• Data records for software interfaces:

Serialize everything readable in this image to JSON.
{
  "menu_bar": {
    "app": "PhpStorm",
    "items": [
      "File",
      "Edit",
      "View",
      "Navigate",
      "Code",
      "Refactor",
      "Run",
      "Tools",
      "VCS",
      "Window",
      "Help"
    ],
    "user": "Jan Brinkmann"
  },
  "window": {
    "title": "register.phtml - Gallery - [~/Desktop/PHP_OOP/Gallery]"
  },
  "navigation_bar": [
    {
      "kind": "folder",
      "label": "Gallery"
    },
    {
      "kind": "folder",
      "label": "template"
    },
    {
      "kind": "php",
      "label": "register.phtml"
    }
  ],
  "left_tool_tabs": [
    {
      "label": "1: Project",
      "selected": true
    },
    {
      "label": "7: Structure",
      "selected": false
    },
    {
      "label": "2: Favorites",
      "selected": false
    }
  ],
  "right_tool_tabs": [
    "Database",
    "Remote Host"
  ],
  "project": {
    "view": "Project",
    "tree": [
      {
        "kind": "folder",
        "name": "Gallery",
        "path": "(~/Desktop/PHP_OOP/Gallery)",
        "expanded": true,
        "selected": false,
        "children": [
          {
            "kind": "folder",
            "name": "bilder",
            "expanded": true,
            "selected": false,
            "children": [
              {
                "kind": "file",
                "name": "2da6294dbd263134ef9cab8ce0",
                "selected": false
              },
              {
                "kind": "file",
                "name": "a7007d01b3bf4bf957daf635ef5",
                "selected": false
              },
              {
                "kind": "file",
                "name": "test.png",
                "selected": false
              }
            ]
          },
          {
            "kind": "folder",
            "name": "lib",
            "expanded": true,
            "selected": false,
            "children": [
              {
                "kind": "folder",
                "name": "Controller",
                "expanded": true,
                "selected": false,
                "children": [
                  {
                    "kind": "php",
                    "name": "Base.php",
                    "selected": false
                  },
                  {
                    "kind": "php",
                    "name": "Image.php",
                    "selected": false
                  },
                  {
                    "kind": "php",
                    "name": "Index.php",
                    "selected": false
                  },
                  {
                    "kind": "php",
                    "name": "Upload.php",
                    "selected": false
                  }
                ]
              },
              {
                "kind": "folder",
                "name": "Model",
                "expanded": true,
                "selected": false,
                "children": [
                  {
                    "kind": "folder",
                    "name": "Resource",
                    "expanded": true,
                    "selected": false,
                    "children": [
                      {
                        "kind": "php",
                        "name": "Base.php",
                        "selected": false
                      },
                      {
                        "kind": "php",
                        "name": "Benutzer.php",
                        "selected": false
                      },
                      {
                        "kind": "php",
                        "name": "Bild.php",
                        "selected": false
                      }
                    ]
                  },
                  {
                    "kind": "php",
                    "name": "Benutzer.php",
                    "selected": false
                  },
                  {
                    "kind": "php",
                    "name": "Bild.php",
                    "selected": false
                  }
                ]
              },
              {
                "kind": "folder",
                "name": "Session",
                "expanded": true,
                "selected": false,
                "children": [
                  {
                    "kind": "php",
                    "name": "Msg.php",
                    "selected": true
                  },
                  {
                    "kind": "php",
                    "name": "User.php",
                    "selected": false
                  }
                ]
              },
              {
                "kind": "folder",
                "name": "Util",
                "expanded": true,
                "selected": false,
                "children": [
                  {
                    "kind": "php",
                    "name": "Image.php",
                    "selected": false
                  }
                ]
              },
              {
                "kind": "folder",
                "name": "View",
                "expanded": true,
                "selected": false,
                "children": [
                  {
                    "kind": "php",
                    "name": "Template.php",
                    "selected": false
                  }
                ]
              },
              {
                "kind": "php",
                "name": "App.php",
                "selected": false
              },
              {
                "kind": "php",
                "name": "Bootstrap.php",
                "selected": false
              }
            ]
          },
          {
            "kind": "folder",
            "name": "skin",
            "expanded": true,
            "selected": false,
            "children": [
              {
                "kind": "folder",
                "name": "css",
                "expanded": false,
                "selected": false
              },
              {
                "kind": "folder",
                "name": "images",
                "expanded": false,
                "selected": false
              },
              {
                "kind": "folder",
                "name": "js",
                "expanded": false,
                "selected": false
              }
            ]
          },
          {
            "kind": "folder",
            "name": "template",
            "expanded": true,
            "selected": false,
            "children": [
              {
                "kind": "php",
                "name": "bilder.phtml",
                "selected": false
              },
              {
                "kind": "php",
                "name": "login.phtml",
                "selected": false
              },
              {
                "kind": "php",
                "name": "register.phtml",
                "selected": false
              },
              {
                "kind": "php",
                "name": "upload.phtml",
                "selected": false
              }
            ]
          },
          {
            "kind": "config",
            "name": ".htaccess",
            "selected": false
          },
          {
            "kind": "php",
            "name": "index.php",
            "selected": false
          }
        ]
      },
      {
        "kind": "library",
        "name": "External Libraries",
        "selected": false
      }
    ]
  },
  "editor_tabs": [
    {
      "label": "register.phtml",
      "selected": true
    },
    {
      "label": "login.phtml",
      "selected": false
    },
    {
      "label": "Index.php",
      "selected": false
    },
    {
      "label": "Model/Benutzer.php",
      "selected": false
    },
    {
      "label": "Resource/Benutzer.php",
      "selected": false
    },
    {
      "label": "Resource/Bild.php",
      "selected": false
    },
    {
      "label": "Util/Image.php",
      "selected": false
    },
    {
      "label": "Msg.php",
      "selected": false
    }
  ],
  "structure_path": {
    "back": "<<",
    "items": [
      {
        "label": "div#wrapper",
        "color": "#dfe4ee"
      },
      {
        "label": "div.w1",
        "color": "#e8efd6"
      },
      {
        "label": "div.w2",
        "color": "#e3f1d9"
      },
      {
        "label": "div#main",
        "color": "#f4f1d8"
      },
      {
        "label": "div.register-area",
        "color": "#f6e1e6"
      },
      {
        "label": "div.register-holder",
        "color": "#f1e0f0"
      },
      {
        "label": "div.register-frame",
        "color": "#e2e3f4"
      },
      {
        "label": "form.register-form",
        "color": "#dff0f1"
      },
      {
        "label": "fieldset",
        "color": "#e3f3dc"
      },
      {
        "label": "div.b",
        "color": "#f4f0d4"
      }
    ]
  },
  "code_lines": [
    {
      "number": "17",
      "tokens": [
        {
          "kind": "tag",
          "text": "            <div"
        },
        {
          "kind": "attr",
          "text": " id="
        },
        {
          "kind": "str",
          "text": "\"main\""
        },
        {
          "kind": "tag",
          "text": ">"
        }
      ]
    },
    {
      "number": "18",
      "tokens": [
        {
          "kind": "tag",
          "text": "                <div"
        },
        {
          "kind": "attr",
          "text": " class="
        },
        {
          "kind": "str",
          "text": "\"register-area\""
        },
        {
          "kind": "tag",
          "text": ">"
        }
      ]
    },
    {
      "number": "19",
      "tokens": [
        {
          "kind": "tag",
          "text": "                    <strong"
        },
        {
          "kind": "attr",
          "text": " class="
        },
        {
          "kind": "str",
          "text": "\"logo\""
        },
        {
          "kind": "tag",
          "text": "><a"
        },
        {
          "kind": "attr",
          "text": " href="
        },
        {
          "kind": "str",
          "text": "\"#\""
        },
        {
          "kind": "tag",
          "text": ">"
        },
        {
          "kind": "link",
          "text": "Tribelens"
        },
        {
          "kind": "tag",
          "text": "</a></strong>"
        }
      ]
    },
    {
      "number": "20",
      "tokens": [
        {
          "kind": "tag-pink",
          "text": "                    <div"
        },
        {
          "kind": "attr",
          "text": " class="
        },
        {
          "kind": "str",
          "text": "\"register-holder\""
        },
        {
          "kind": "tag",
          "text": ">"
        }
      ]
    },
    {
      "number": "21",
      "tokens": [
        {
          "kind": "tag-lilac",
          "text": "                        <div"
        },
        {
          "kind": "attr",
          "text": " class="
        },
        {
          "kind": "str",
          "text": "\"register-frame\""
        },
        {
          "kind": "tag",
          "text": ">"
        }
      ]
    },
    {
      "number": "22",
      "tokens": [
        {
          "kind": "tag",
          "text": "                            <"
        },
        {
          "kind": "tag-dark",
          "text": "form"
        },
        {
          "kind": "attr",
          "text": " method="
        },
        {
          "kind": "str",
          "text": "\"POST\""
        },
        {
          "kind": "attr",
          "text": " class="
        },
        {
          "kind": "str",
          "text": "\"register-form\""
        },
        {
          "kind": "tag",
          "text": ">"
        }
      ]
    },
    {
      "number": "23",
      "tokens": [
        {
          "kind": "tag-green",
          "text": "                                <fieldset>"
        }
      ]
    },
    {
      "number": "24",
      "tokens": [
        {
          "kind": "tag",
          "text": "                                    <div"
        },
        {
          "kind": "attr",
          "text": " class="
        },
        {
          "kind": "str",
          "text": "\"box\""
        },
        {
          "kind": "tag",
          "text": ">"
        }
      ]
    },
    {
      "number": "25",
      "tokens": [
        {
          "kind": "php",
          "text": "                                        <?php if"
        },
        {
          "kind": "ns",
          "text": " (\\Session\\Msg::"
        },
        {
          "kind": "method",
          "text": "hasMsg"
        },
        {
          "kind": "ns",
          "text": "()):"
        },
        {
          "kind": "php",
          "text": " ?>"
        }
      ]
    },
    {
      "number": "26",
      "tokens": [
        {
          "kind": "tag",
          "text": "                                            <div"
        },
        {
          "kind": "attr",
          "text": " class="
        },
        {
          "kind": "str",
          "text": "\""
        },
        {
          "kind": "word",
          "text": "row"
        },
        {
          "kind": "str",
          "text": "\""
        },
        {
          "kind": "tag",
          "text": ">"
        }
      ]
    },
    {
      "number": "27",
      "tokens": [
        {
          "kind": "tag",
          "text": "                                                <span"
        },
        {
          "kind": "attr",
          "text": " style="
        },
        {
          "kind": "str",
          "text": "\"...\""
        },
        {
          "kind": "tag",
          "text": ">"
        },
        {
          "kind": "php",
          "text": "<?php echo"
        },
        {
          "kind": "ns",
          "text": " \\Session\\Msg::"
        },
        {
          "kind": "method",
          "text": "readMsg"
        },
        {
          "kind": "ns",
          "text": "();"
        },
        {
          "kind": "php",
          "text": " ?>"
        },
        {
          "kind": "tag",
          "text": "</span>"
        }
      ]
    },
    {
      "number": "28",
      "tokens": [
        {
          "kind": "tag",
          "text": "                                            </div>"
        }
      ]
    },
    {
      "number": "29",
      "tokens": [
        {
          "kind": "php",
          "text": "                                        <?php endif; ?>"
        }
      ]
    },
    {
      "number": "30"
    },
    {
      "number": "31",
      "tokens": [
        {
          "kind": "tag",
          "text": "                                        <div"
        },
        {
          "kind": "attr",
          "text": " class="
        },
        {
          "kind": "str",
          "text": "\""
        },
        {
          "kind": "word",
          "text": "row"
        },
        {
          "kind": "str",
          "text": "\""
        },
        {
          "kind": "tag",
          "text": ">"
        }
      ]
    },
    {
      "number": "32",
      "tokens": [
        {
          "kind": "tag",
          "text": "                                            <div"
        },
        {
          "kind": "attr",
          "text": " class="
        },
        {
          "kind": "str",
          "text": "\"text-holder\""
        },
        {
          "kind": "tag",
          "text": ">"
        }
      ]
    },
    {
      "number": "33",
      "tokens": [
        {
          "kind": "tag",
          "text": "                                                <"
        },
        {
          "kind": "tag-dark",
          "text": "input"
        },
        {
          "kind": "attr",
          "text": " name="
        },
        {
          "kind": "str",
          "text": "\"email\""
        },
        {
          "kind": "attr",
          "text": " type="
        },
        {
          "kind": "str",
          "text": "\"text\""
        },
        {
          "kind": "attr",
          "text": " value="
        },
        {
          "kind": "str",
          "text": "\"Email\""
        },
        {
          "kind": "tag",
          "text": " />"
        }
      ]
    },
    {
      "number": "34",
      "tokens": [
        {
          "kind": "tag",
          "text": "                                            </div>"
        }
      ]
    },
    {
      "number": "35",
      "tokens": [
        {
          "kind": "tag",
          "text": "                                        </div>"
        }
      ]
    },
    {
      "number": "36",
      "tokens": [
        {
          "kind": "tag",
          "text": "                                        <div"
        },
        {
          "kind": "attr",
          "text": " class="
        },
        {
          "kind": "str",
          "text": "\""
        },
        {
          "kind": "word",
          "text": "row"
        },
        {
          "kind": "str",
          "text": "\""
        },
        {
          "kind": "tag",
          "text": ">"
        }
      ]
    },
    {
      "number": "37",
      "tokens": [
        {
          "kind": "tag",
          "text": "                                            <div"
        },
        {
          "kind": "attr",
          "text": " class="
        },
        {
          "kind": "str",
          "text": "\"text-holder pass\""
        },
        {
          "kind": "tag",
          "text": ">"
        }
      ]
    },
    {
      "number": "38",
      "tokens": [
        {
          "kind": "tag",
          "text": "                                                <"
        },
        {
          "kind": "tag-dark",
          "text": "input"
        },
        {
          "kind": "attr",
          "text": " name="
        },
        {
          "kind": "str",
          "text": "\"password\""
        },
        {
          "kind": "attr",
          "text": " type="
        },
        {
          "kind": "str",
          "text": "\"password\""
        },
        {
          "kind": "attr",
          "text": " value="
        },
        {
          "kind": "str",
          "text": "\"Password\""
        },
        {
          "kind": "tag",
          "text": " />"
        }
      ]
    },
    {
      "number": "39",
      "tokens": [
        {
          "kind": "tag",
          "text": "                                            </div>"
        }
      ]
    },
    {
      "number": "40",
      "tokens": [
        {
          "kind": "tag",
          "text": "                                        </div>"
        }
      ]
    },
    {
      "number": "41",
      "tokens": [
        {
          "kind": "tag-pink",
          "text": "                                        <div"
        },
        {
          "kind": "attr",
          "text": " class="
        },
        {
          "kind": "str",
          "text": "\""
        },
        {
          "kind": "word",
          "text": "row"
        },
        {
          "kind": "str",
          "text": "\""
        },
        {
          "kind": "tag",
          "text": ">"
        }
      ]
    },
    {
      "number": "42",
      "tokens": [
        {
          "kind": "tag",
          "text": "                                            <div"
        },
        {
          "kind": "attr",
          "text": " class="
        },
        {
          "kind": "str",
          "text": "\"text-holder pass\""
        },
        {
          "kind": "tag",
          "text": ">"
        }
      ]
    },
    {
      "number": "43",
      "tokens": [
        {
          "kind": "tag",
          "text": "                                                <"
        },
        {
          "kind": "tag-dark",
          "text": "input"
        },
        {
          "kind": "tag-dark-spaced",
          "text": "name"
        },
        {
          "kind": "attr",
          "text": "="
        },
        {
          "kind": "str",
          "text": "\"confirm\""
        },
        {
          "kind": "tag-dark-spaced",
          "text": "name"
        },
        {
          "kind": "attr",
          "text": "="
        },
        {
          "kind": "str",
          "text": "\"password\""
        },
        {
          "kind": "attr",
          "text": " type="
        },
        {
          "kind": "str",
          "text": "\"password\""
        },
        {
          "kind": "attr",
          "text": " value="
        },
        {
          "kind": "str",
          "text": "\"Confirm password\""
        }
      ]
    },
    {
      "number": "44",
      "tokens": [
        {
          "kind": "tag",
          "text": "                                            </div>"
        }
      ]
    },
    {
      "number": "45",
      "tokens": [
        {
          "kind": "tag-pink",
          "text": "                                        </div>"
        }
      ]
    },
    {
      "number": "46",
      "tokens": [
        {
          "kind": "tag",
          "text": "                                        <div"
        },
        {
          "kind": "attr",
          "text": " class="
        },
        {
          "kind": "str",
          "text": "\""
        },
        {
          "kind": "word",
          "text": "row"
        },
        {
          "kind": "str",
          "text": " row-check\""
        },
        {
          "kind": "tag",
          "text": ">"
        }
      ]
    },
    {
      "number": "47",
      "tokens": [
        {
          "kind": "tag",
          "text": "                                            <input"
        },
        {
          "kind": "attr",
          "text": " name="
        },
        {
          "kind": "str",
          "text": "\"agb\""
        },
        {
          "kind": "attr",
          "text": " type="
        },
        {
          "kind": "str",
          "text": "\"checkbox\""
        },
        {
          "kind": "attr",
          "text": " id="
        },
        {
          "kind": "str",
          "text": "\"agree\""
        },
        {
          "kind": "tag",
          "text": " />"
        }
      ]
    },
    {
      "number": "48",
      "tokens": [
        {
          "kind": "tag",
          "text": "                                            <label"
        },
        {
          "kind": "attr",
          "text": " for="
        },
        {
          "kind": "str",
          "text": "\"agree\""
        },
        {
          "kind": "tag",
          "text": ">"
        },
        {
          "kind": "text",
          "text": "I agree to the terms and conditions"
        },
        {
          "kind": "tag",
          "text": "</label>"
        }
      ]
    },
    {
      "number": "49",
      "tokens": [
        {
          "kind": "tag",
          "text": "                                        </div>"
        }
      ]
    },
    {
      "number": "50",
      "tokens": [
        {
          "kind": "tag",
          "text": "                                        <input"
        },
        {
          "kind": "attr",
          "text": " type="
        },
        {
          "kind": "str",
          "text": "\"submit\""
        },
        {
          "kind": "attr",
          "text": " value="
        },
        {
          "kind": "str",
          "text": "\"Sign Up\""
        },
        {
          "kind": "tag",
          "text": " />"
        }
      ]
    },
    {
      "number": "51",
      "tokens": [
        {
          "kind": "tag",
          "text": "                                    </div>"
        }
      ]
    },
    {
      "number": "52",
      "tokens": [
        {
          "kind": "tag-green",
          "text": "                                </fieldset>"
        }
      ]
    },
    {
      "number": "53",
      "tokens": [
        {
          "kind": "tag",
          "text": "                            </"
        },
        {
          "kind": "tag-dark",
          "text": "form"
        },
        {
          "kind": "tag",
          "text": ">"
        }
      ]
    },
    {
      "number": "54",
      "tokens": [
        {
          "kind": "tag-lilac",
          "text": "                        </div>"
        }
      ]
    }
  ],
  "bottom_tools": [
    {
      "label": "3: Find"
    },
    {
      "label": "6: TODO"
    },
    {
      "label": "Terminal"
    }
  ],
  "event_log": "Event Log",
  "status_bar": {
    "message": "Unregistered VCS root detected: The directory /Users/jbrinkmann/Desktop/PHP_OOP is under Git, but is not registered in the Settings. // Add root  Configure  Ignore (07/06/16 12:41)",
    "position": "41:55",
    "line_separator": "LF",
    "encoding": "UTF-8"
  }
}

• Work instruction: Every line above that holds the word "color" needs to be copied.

• Reply:
        "color": "#dfe4ee"
        "color": "#e8efd6"
        "color": "#e3f1d9"
        "color": "#f4f1d8"
        "color": "#f6e1e6"
        "color": "#f1e0f0"
        "color": "#e2e3f4"
        "color": "#dff0f1"
        "color": "#e3f3dc"
        "color": "#f4f0d4"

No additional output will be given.